Time to say goodbye to the West Coast Trail!
West Coast Trail
Day 5 Fed up (Trasher’s Cove to Gordon River)
During the night sleeping at Trasher’s Cove, I woke up due to noise. It was in the middle of the night. It was pitch darkness. But the sound was louder than the gentle waves crashing on the sandy shore. What was it? Dozily, I peeled slightly out of my sleeping bag. There was it again. A noise like smashing pots and lids together in order to frighten away wildlife. There were voices. It seemed to be far up in the canopy of the trees. Weird. However, there was no way I was going out of the tent. Especially, because there was a warning for this camp due to a bear who has lost its fear of humans.
The following morning, Phil and I woke up to sunshine. We did not set any alarm clock to make up for the mornings we had gotten up early. It was a pleasure to sleep in. The view eventually convinced us to get out though.
A trail guardian came to visit and asked for any wildlife sightings. We did not see an on the entire trail. However, I told her about the noise I heard the previous night. She told me that the Natascha had heard them too. So it was not me dreaming.
Phil and I had not that much food left for breakfast, nor lunch. We had fed up almost our entire supplies. This was distressing and became noticeably an issue. Luckily, we got some sweets from the girls because we had given them some chocolate the evening before.
The following stretch of the trail was not that beautiful. Immediately behind the camp, there were ladders and subsequently the trail was in the forest. The forest was amazingly beautiful, but I missed the views of the ocean. Actually, it was kind of arduous part of the trail. The only sight along the way was a rusty old logging machine called donkey engine. That says a lot. Would it not have been for Jenna craziness, this place would probably not have stayed too long in my memory. She’s awesome.
We made it
Eventually, we reached the final ladder down to the pebble beach. Before climbing down, we pulled at a line to raise the buoy. This was the signal to be picked up by the next ferry. While waiting, Byron and Tara arrived with Daniel in tow. The former two were from Nelson, BC and had started as well at the middle point. We had seen them several times. Daniel was new to us, he is from Seattle and slightly older than us. Shortly after we were picked up by the ferry and signed out at the office of Parks Canada.
Next stop was the barn – the only restaurant in “town”. Whereas Phil ate a burger and fries, I opted for the Indian Taco – it was delicious! About an hour later, the girls from Winnipeg arrived and we relaxed at the beach until we were picked up by the bus.
It was a wonderful adventure and within less than 5 minutes back in Victoria BC, I was fed up with all the lavish people and wished I was back outdoors.
West Coast Trail Summary

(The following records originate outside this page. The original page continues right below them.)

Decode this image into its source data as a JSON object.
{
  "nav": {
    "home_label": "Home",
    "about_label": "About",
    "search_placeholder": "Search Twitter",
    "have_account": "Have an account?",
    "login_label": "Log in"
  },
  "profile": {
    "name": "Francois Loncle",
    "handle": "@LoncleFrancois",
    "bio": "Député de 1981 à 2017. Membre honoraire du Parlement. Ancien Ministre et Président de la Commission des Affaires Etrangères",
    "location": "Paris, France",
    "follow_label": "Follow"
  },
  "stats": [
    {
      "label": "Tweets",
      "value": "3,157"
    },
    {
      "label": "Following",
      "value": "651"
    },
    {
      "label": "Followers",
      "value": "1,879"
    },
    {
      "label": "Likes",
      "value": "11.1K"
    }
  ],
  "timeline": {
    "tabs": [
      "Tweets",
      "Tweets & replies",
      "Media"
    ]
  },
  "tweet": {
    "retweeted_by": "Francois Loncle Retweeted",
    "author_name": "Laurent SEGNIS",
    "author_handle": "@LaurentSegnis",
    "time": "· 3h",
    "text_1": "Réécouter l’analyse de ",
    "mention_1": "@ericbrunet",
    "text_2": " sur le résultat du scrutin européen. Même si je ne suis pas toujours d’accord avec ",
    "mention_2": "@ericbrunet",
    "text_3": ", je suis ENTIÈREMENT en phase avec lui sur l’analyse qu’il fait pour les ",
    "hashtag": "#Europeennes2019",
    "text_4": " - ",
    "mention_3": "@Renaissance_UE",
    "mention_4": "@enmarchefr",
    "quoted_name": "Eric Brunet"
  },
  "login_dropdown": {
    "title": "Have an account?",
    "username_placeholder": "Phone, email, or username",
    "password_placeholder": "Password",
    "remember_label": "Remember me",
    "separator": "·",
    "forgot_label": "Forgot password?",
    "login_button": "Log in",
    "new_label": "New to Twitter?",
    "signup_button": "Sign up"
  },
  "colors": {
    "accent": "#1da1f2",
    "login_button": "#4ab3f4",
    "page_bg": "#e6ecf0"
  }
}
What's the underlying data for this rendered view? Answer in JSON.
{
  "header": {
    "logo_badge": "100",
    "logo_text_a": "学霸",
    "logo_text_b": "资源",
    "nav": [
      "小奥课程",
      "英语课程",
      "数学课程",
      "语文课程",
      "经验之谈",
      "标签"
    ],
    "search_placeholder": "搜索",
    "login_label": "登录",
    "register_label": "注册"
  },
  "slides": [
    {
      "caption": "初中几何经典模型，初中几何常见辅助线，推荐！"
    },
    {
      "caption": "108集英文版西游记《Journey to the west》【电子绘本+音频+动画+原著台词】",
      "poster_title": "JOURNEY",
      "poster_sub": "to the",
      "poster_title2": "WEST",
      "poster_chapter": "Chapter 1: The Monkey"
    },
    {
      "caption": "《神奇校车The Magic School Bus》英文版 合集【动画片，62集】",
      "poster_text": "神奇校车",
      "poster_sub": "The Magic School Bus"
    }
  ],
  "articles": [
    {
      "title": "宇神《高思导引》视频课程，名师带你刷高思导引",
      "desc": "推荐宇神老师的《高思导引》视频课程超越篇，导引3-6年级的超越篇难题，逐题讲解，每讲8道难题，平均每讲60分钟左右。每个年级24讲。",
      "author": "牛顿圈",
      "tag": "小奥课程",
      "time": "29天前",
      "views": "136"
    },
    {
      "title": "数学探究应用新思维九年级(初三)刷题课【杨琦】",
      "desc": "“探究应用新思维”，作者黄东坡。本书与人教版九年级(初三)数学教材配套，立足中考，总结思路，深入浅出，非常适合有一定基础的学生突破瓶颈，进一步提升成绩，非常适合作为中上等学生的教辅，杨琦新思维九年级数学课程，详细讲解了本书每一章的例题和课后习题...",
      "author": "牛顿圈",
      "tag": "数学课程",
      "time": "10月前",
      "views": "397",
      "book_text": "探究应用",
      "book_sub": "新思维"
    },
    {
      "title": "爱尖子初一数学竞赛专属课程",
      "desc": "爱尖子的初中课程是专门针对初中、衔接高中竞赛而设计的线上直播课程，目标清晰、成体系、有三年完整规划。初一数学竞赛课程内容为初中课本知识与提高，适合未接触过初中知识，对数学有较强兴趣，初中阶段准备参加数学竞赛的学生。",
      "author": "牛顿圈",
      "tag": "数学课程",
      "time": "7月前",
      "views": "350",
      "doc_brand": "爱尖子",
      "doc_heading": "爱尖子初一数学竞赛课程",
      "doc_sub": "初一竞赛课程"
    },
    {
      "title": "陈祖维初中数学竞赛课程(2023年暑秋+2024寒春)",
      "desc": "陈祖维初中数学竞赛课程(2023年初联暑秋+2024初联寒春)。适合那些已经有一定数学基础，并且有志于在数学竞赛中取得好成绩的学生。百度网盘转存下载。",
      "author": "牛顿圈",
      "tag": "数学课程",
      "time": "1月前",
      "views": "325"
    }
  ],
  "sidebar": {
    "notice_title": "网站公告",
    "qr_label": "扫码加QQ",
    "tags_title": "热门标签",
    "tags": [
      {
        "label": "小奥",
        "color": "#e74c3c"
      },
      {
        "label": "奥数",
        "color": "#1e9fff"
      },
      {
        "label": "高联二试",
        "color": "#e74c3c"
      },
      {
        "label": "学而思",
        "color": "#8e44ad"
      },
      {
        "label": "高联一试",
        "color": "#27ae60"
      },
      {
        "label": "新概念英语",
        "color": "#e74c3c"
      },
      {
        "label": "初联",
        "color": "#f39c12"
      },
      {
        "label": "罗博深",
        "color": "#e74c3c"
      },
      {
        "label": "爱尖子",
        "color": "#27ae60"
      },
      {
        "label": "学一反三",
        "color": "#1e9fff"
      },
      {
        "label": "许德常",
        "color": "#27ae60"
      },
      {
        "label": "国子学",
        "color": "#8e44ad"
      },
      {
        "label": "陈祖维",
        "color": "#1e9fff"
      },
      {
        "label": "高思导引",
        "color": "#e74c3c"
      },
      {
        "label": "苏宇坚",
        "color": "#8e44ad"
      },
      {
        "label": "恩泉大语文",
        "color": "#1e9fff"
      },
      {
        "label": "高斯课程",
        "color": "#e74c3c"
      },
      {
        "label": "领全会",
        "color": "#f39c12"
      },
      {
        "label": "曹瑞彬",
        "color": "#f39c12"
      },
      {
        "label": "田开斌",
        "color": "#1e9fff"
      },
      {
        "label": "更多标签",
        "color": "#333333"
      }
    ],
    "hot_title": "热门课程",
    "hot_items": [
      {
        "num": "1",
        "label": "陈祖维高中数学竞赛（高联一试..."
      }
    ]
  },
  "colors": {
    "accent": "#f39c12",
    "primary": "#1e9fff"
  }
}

It was a pleasure to do the West Coast Trail. Apart from a few strenuous parts due to many ladders, the trail had mercy with us. We did not experience long periods of rain, nor was the terrain too muddy. There were stretches to be careful, but more often than not it was enjoyable hike with not much elevation. What I underestimated was how hard it is to hike on sand. Hiking poles would have been extremely helpful in this case, but they are annoying to climb ladders. For the next time, I would take some more food with us and no more Gnocchi because it is just not enough.
Furthermore, we need to make sure to lose less material on the way. :)